Nashon Tado (18.02.2016)
Monica Lul lived in Jonglei State in South Sudan until she was caught up in the conflict in 2014. Following the footsteps of her father, she decided to take up an electrical installation course at the Youth Education Training Center in Kakuma.
29-year-old Monica Lul is a soft-spoken mother of four, living as a South Sudanese refugee in a refugee camp in Kakuma, Kenya. She is one of two female electrical installation students in the Youth Education Training Center. "The subject is dominated by male students, but I am not intimidated. What a man can do, a woman can do as well. Women support communities and not just themselves," she explains.
Lul was living in Jonglei State in South Sudan, until she was caught up in the conflict while visiting a relative in Juba capital, in 2014. The deadly violence in South Sudan was triggered by political fallout and deep social tensions.
Forced to flee, Lul made her way through challenging conditions to Torit town and continued her journey in a lorry to Nadapal, bordering Kenya and South Sudan.
Following her father's footsteps
She was motivated to take up an electrical installation course following the footsteps of her father.
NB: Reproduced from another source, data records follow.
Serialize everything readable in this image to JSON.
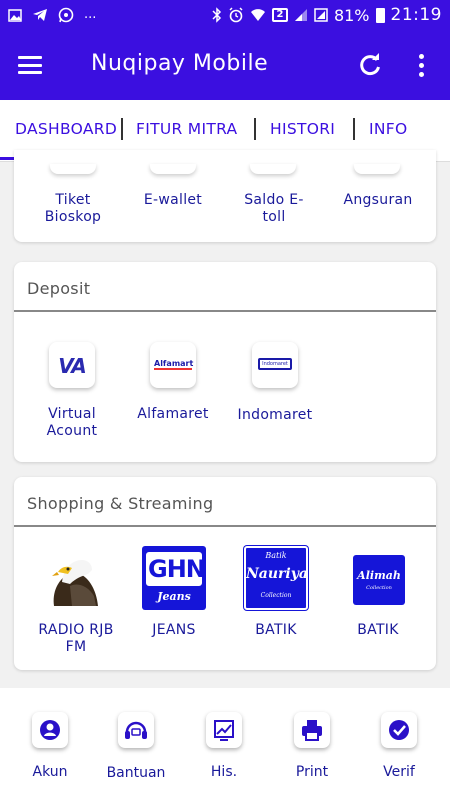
{
  "status_bar": {
    "left_icons": [
      "image-icon",
      "telegram-icon",
      "whatsapp-icon"
    ],
    "more": "...",
    "sim_label": "2",
    "battery_percent": "81%",
    "time": "21:19"
  },
  "app_bar": {
    "title": "Nuqipay Mobile",
    "icons": [
      "menu-icon",
      "refresh-icon",
      "more-vertical-icon"
    ]
  },
  "tabs": [
    {
      "label": "DASHBOARD",
      "active": true
    },
    {
      "label": "FITUR MITRA",
      "active": false
    },
    {
      "label": "HISTORI",
      "active": false
    },
    {
      "label": "INFO",
      "active": false
    }
  ],
  "top_card": {
    "items": [
      {
        "label": "Tiket Bioskop"
      },
      {
        "label": "E-wallet"
      },
      {
        "label": "Saldo E-toll"
      },
      {
        "label": "Angsuran"
      }
    ]
  },
  "deposit": {
    "title": "Deposit",
    "items": [
      {
        "label": "Virtual Acount",
        "icon_text": "VA"
      },
      {
        "label": "Alfamaret",
        "icon_text": "Alfamart"
      },
      {
        "label": "Indomaret",
        "icon_text": "Indomaret"
      }
    ]
  },
  "shopping": {
    "title": "Shopping & Streaming",
    "items": [
      {
        "label": "RADIO RJB FM",
        "icon": "eagle-icon"
      },
      {
        "label": "JEANS",
        "logo_text": "GHN",
        "logo_sub": "Jeans"
      },
      {
        "label": "BATIK",
        "logo_top": "Batik",
        "logo_text": "Nauriya",
        "logo_sub": "Collection"
      },
      {
        "label": "BATIK",
        "logo_text": "Alimah",
        "logo_sub": "Collection"
      }
    ]
  },
  "bottom_nav": {
    "items": [
      {
        "label": "Akun",
        "icon": "account-icon"
      },
      {
        "label": "Bantuan",
        "icon": "headset-icon"
      },
      {
        "label": "His.",
        "icon": "chart-icon"
      },
      {
        "label": "Print",
        "icon": "printer-icon"
      },
      {
        "label": "Verif",
        "icon": "check-circle-icon"
      }
    ]
  },
  "colors": {
    "primary": "#3b0fe0",
    "label": "#1a1a9a",
    "background": "#f1f1f1"
  }
}
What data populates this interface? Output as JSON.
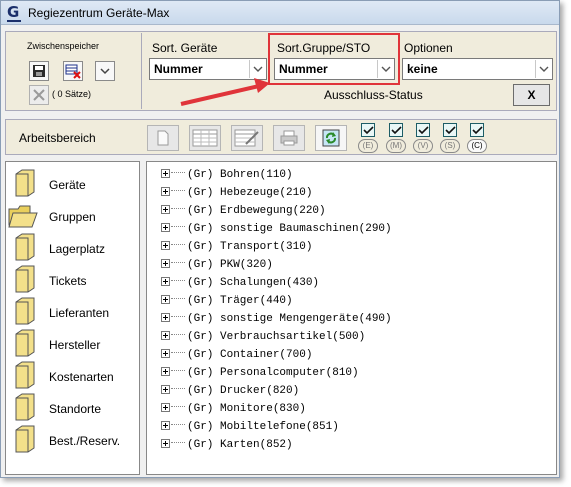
{
  "window": {
    "title": "Regiezentrum Geräte-Max",
    "app_icon": "G"
  },
  "zwischenspeicher": {
    "label": "Zwischenspeicher",
    "count": "( 0 Sätze)",
    "buttons": [
      "save-icon",
      "delete-records-icon",
      "chevron-down-icon",
      "close-icon"
    ]
  },
  "sort_geraete": {
    "label": "Sort. Geräte",
    "value": "Nummer"
  },
  "sort_gruppe": {
    "label": "Sort.Gruppe/STO",
    "value": "Nummer"
  },
  "optionen": {
    "label": "Optionen",
    "value": "keine"
  },
  "ausschluss": {
    "label": "Ausschluss-Status",
    "value": "X"
  },
  "arbeitsbereich": {
    "label": "Arbeitsbereich",
    "tools": [
      "new-document-icon",
      "table-view-icon",
      "edit-table-icon",
      "print-icon",
      "refresh-icon"
    ],
    "filters": [
      {
        "label": "(E)",
        "checked": true,
        "active": false
      },
      {
        "label": "(M)",
        "checked": true,
        "active": false
      },
      {
        "label": "(V)",
        "checked": true,
        "active": false
      },
      {
        "label": "(S)",
        "checked": true,
        "active": false
      },
      {
        "label": "(C)",
        "checked": true,
        "active": true
      }
    ]
  },
  "sidebar": {
    "items": [
      {
        "label": "Geräte",
        "selected": false
      },
      {
        "label": "Gruppen",
        "selected": true
      },
      {
        "label": "Lagerplatz",
        "selected": false
      },
      {
        "label": "Tickets",
        "selected": false
      },
      {
        "label": "Lieferanten",
        "selected": false
      },
      {
        "label": "Hersteller",
        "selected": false
      },
      {
        "label": "Kostenarten",
        "selected": false
      },
      {
        "label": "Standorte",
        "selected": false
      },
      {
        "label": "Best./Reserv.",
        "selected": false
      }
    ]
  },
  "tree": {
    "items": [
      "(Gr) Bohren(110)",
      "(Gr) Hebezeuge(210)",
      "(Gr) Erdbewegung(220)",
      "(Gr) sonstige Baumaschinen(290)",
      "(Gr) Transport(310)",
      "(Gr) PKW(320)",
      "(Gr) Schalungen(430)",
      "(Gr) Träger(440)",
      "(Gr) sonstige Mengengeräte(490)",
      "(Gr) Verbrauchsartikel(500)",
      "(Gr) Container(700)",
      "(Gr) Personalcomputer(810)",
      "(Gr) Drucker(820)",
      "(Gr) Monitore(830)",
      "(Gr) Mobiltelefone(851)",
      "(Gr) Karten(852)"
    ]
  },
  "colors": {
    "highlight": "#e0343a",
    "toolbar_bg": "#f0ecdc",
    "folder": "#f3e08a"
  }
}
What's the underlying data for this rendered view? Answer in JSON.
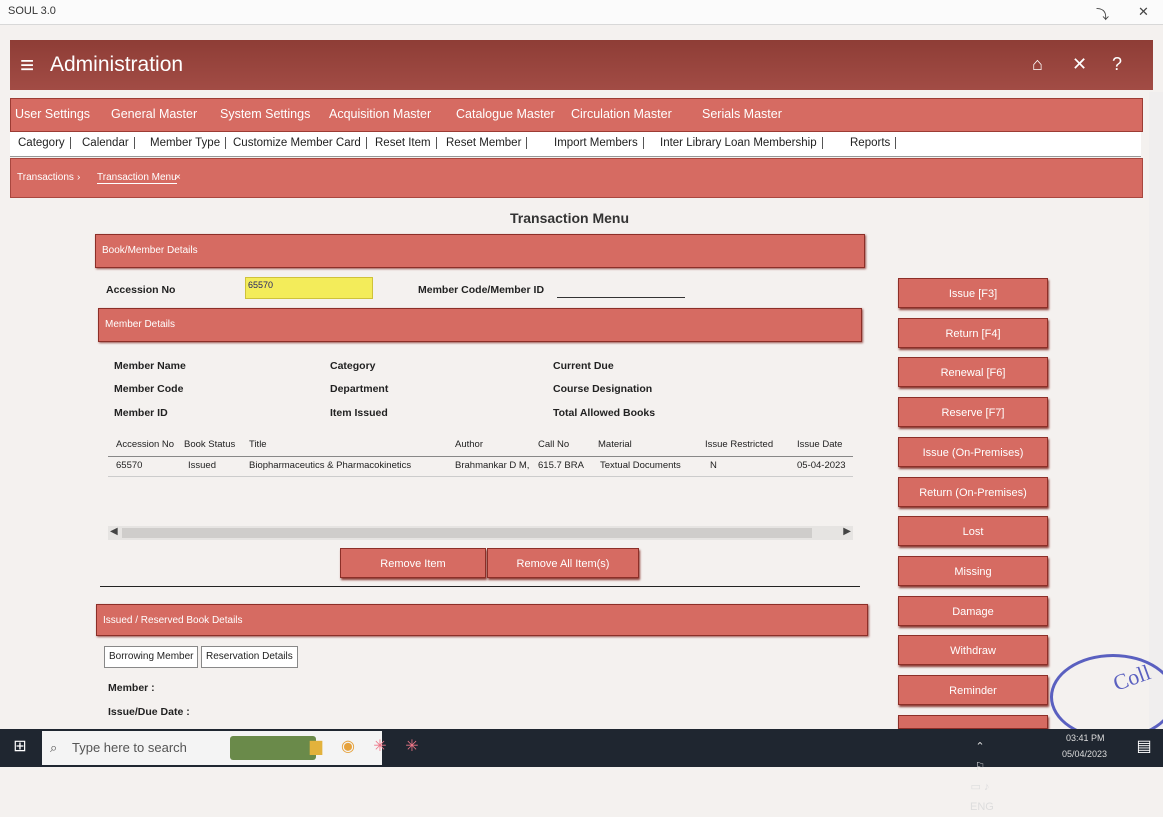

She explains she was understood the need for electrical system operations for businesses and domestic activities by watching her father’s work.
“In rural areas in South Sudan, people rely on power generators to provide lighting and loud speaker facilities during village weddings, public awareness campaigns, fundraising and funeral activities. These require safe and reliable electrical connections that are well protected from electrical shocks, as well as short circuits,” she says.
Lul received her Electrical installation completion certificate on the 15th of December 2015, during a colourful ceremony held at the vocational training center in Kenya's Kakuma refugee camp. The event was attended by Deputy Secretary General Geir Olav Lisle, UNHCR Kenya Country Representative Raouf Mazou and Bob Collymore of Safaricom mobile service provider.
Monica has been a role model in breaking gender barriers by taking up an electrical installation course, which is traditionally dominated by male students. "I am hopeful that South Sudan will return to peace and stability one day and I look forward to putting my skills into practice back home,” she says.
Youth Education Pack (YEP)
We have developed a concept known as Youth Education Pack (YEP) in 2002, to serve as a basis for youth-oriented learning programme, which could be adapted to different countries and needs. The YEP was developed to meet the learning needs of war and conflict-affected youth who, due to displacement and lack of opportunities, have had little or no schooling.
YEP intends to serve a holistic purpose of combining literacy with life skills and vocational skills training. The programme aims at responding to the educational and training needs among adolescents and youth with little or no education or training.
The YEP is a one-year fulltime program with three equally important components; namely literacy/numeracy, life skills and basic vocational skills training. Learners include the more vulnerable among our target groups, whose families and circumstances allow them to spend a year of fulltime learning in school.